901 F.2d 1463 (1990)
- Kristiansen was in a halfway house. He left one day to visit his wife, and called in later claiming to be too sick to come back. After 6 days the police went to his wife’s house and arrested him. He was charged with escaping from custody.
- At trial, Kristiansen argued that he was a cocaine addict and lacked the mental faculties to have any willful intent to escape.
- Kristiansen offered an expert witness (Knowles) who testified that Kristiansen was psychotic and under the influence of drugs at the time of his escape. Kristiansen asked Knowles if an individual in Kristiansen’s mental state would have the ability to appreciate the wrongfulness of their acts?
- The prosecution objected to the testimony on the grounds that it required the expert witness to comment on Kristiansen’s mental state.
- The Trial Judge excluded the testimony about Kristiansen’s mental state.

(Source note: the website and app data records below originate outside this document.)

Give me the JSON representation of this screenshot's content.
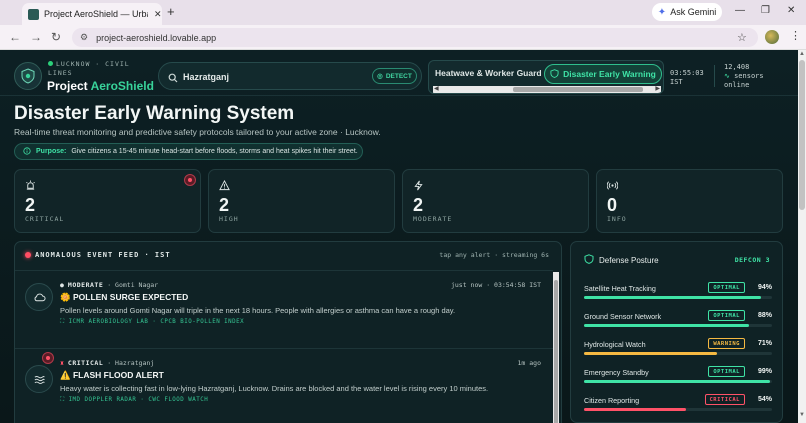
{
  "browser": {
    "tab_title": "Project AeroShield — Urban Civil Lines",
    "tab_close": "✕",
    "new_tab": "+",
    "gemini_label": "Ask Gemini",
    "url": "project-aeroshield.lovable.app",
    "win_min": "—",
    "win_max": "❐",
    "win_close": "✕"
  },
  "header": {
    "location": "LUCKNOW · CIVIL LINES",
    "brand_prefix": "Project ",
    "brand_accent": "AeroShield",
    "search_value": "Hazratganj",
    "detect_label": "DETECT",
    "mode_1": "Heatwave & Worker Guard",
    "mode_2": "Disaster Early Warning",
    "clock_time": "03:55:03",
    "clock_zone": "IST",
    "sensors_count": "12,408",
    "sensors_label": "sensors online"
  },
  "hero": {
    "title": "Disaster Early Warning System",
    "subtitle": "Real-time threat monitoring and predictive safety protocols tailored to your active zone · Lucknow.",
    "purpose_label": "Purpose:",
    "purpose_text": "Give citizens a 15-45 minute head-start before floods, storms and heat spikes hit their street."
  },
  "stats": [
    {
      "value": "2",
      "label": "CRITICAL",
      "icon": "siren-icon"
    },
    {
      "value": "2",
      "label": "HIGH",
      "icon": "warning-triangle-icon"
    },
    {
      "value": "2",
      "label": "MODERATE",
      "icon": "lightning-icon"
    },
    {
      "value": "0",
      "label": "INFO",
      "icon": "broadcast-icon"
    }
  ],
  "feed": {
    "title": "ANOMALOUS EVENT FEED · IST",
    "hint": "tap any alert · streaming 6s",
    "alerts": [
      {
        "severity": "MODERATE",
        "location": "· Gomti Nagar",
        "time": "just now · 03:54:58 IST",
        "emoji": "🌼",
        "headline": "POLLEN SURGE EXPECTED",
        "body": "Pollen levels around Gomti Nagar will triple in the next 18 hours. People with allergies or asthma can have a rough day.",
        "sources": "ICMR AEROBIOLOGY LAB · CPCB BIO-POLLEN INDEX",
        "icon": "cloud-icon"
      },
      {
        "severity": "CRITICAL",
        "location": "· Hazratganj",
        "time": "1m ago",
        "emoji": "⚠️",
        "headline": "FLASH FLOOD ALERT",
        "body": "Heavy water is collecting fast in low-lying Hazratganj, Lucknow. Drains are blocked and the water level is rising every 10 minutes.",
        "sources": "IMD DOPPLER RADAR · CWC FLOOD WATCH",
        "icon": "waves-icon"
      }
    ]
  },
  "posture": {
    "title": "Defense Posture",
    "defcon": "DEFCON 3",
    "rows": [
      {
        "name": "Satellite Heat Tracking",
        "status": "OPTIMAL",
        "pct": "94%",
        "value": 94
      },
      {
        "name": "Ground Sensor Network",
        "status": "OPTIMAL",
        "pct": "88%",
        "value": 88
      },
      {
        "name": "Hydrological Watch",
        "status": "WARNING",
        "pct": "71%",
        "value": 71
      },
      {
        "name": "Emergency Standby",
        "status": "OPTIMAL",
        "pct": "99%",
        "value": 99
      },
      {
        "name": "Citizen Reporting",
        "status": "CRITICAL",
        "pct": "54%",
        "value": 54
      }
    ]
  },
  "colors": {
    "optimal": "#3fe3a6",
    "warning": "#f5b942",
    "critical": "#ff5268",
    "accent": "#38d39a",
    "background": "#0b1a1c"
  }
}
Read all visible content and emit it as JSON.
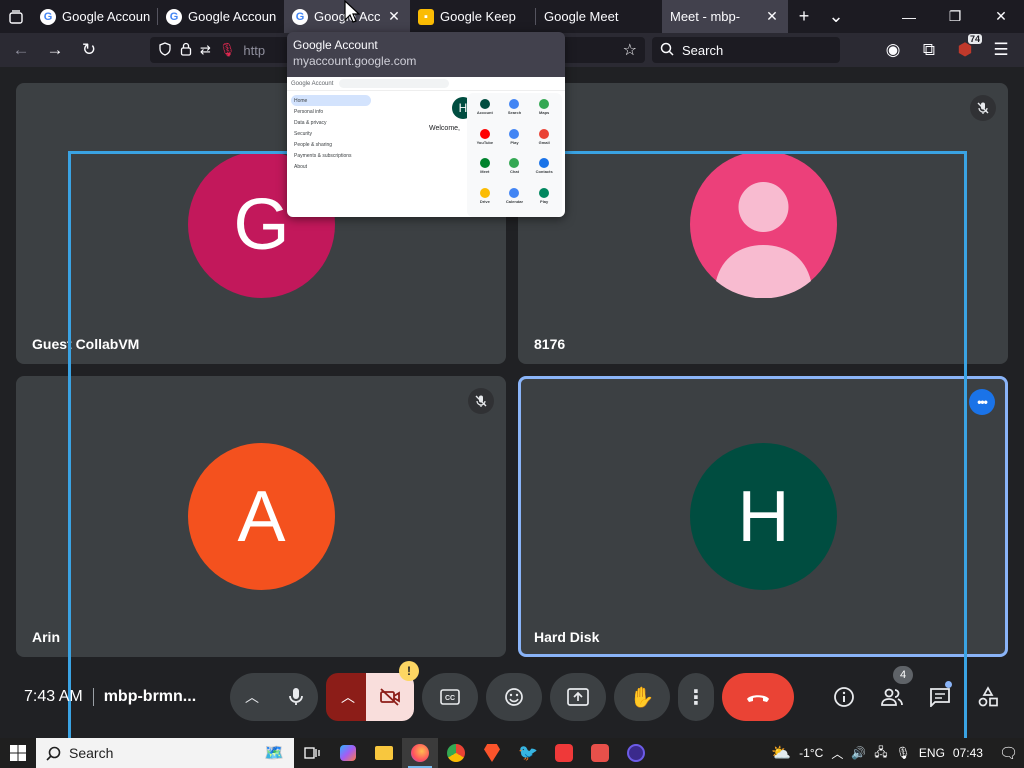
{
  "browser": {
    "tabs": [
      {
        "title": "Google Account",
        "favicon": "google-g-icon",
        "active": false
      },
      {
        "title": "Google Account",
        "favicon": "google-g-icon",
        "active": false
      },
      {
        "title": "Google Accou",
        "favicon": "google-g-icon",
        "active": true
      },
      {
        "title": "Google Keep",
        "favicon": "google-keep-icon",
        "active": false
      },
      {
        "title": "Google Meet",
        "favicon": "google-meet-icon",
        "active": false
      },
      {
        "title": "Meet - mbp-",
        "favicon": "google-meet-icon",
        "active": false
      }
    ],
    "url_text": "http",
    "search_placeholder": "Search",
    "extension_badge": "74"
  },
  "tab_preview": {
    "title": "Google Account",
    "url": "myaccount.google.com",
    "thumb": {
      "header": "Google Account",
      "search": "Search Google Account",
      "welcome": "Welcome,",
      "avatar_letter": "H",
      "side_items": [
        "Home",
        "Personal info",
        "Data & privacy",
        "Security",
        "People & sharing",
        "Payments & subscriptions",
        "About"
      ],
      "apps": [
        "Account",
        "Search",
        "Maps",
        "YouTube",
        "Play",
        "Gmail",
        "Meet",
        "Chat",
        "Contacts",
        "Drive",
        "Calendar",
        "Play"
      ]
    }
  },
  "participants": [
    {
      "name": "Guest CollabVM",
      "initial": "G",
      "color": "#c2185b",
      "muted": false
    },
    {
      "name": "8176",
      "initial": "",
      "color": "#ec407a",
      "muted": true,
      "generic_avatar": true
    },
    {
      "name": "Arin",
      "initial": "A",
      "color": "#f4511e",
      "muted": true
    },
    {
      "name": "Hard Disk",
      "initial": "H",
      "color": "#004d40",
      "muted": false,
      "speaking": true
    }
  ],
  "meeting": {
    "time": "7:43 AM",
    "code": "mbp-brmn...",
    "people_count": "4",
    "camera_warning": "!"
  },
  "taskbar": {
    "search_label": "Search",
    "weather": "-1°C",
    "language": "ENG",
    "clock": "07:43"
  },
  "colors": {
    "accent": "#1a73e8",
    "end_call": "#ea4335",
    "selection": "#3aa3e3",
    "speaking_border": "#8ab4f8"
  }
}
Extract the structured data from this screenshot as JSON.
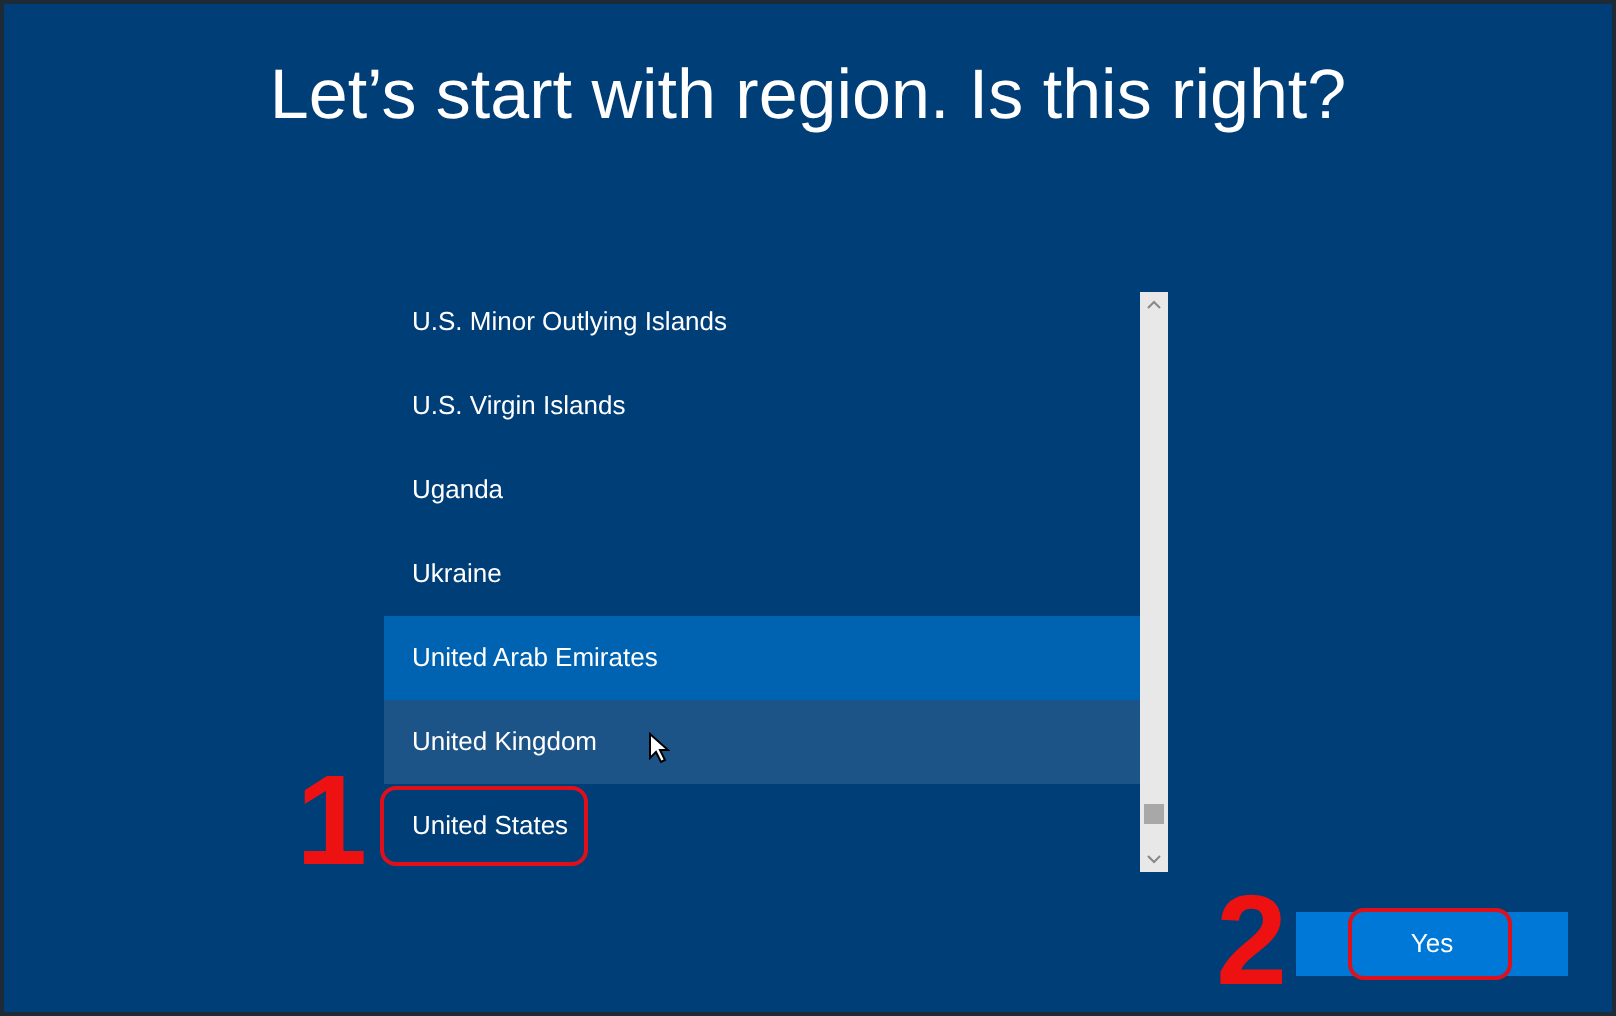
{
  "title": "Let’s start with region. Is this right?",
  "regions": [
    {
      "label": "U.S. Minor Outlying Islands",
      "selected": false,
      "hovered": false,
      "outlined": false
    },
    {
      "label": "U.S. Virgin Islands",
      "selected": false,
      "hovered": false,
      "outlined": false
    },
    {
      "label": "Uganda",
      "selected": false,
      "hovered": false,
      "outlined": false
    },
    {
      "label": "Ukraine",
      "selected": false,
      "hovered": false,
      "outlined": false
    },
    {
      "label": "United Arab Emirates",
      "selected": true,
      "hovered": false,
      "outlined": false
    },
    {
      "label": "United Kingdom",
      "selected": false,
      "hovered": true,
      "outlined": false
    },
    {
      "label": "United States",
      "selected": false,
      "hovered": false,
      "outlined": true
    }
  ],
  "yes_button": {
    "label": "Yes",
    "outlined": true
  },
  "step_markers": [
    {
      "label": "1"
    },
    {
      "label": "2"
    }
  ]
}
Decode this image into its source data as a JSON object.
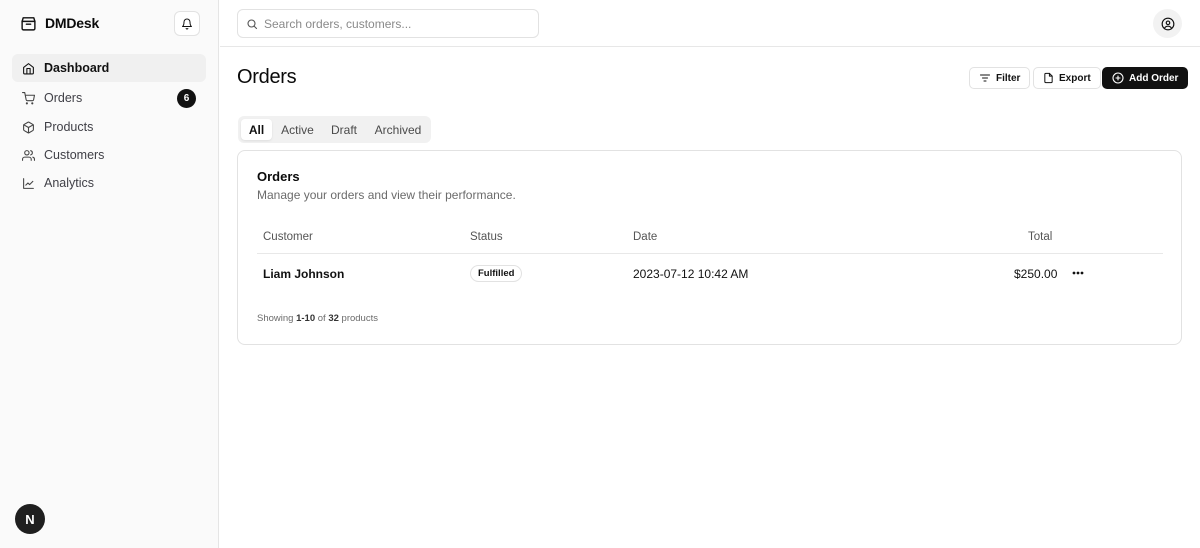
{
  "app": {
    "name": "DMDesk",
    "user_initial": "N"
  },
  "sidebar": {
    "items": [
      {
        "label": "Dashboard",
        "icon": "home-icon"
      },
      {
        "label": "Orders",
        "icon": "cart-icon",
        "badge": "6"
      },
      {
        "label": "Products",
        "icon": "package-icon"
      },
      {
        "label": "Customers",
        "icon": "users-icon"
      },
      {
        "label": "Analytics",
        "icon": "line-chart-icon"
      }
    ],
    "active_item": "Dashboard"
  },
  "topbar": {
    "search_placeholder": "Search orders, customers..."
  },
  "main": {
    "title": "Orders",
    "actions": {
      "filter": "Filter",
      "export": "Export",
      "add": "Add Order"
    },
    "tabs": [
      "All",
      "Active",
      "Draft",
      "Archived"
    ],
    "active_tab": "All"
  },
  "card": {
    "title": "Orders",
    "description": "Manage your orders and view their performance.",
    "columns": {
      "customer": "Customer",
      "status": "Status",
      "date": "Date",
      "total": "Total"
    },
    "rows": [
      {
        "customer": "Liam Johnson",
        "status": "Fulfilled",
        "date": "2023-07-12 10:42 AM",
        "total": "$250.00"
      }
    ],
    "footer": {
      "prefix": "Showing",
      "range": "1-10",
      "of": "of",
      "count": "32",
      "suffix": "products"
    }
  },
  "colors": {
    "primary": "#111111",
    "sidebar_bg": "#fafafa",
    "border": "#e2e2e2",
    "muted_text": "#6b6b6b"
  }
}
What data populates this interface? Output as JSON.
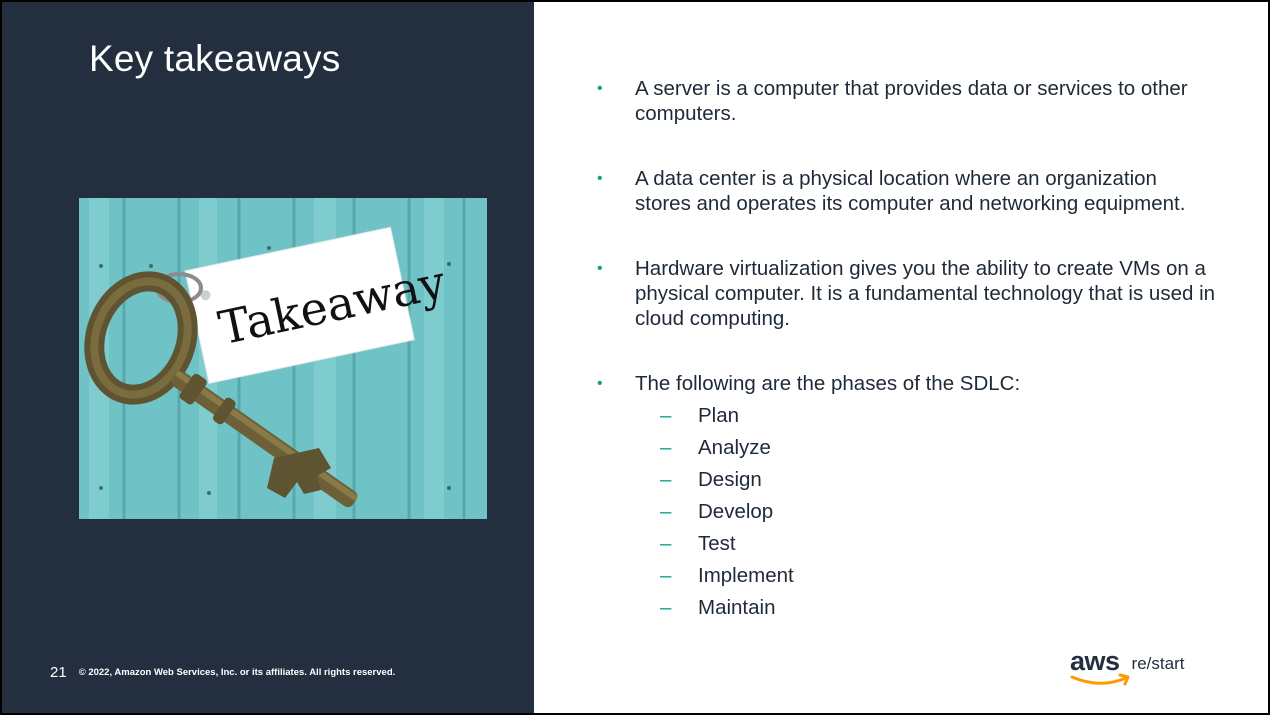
{
  "slide": {
    "title": "Key takeaways",
    "page_number": "21",
    "copyright": "© 2022, Amazon Web Services, Inc. or its affiliates. All rights reserved.",
    "image": {
      "tag_text": "Takeaway",
      "icon": "key-with-tag-image"
    }
  },
  "bullets": [
    {
      "text": "A server is a computer that provides data or services to other computers."
    },
    {
      "text": "A data center is a physical location where an organization stores and operates its computer and networking equipment."
    },
    {
      "text": "Hardware virtualization gives you the ability to create VMs on a physical computer. It is a fundamental technology that is used in cloud computing."
    },
    {
      "text": "The following are the phases of the SDLC:"
    }
  ],
  "bullet_marker": "•",
  "sub_marker": "–",
  "sdlc_phases": [
    "Plan",
    "Analyze",
    "Design",
    "Develop",
    "Test",
    "Implement",
    "Maintain"
  ],
  "logo": {
    "aws": "aws",
    "product": "re/start"
  },
  "colors": {
    "panel": "#232f3e",
    "accent": "#1a9c8b",
    "text": "#1f2a38",
    "aws_orange": "#ff9900"
  }
}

- On cross-examination, the prosecution asked Knowles if Kristiansen was “legally accountable for his acts?”
- Kristiansen did not object. Instead he argued that he should be allowed to ask his previously disallowed questions
- The Trial Court found Kristiansen guilty of escape. He appealed.
- The Appellate Court found that Knowles’ testimony had been improperly excluded.
- The Appellate Court found that under FRE 704(b), a mental health expert is prohibited from offering an opinion as to whether a defendant possessed the required mental state at the time of their crime.
- Basically, you can ask an expert witness whether a person was suffering from a mental disease or defect at the time of the crime, but you could not ask if the person was unable to appreciate the nature and quality of their actions.
- The Appellate Court found that Kristiansen should have been allowed to ask Knowles if Kristiansen’s mental problems could have caused him not to appreciate the wrongfulness of their acts.
- Knowles couldn’t testify to what Kristiansen’s mental state actually was, but he could offer expert testimony that people with those mental problems often do not appreciate the wrongfulness of their acts.
- However, the Appellate Court found that this was harmless error.
- The Appellate Court noted that the prosecution should not have been allowed to ask Knowles the question they did on cross-examination, but Kristiansen failed to object, so the Appellate Court couldn’t do anything about that.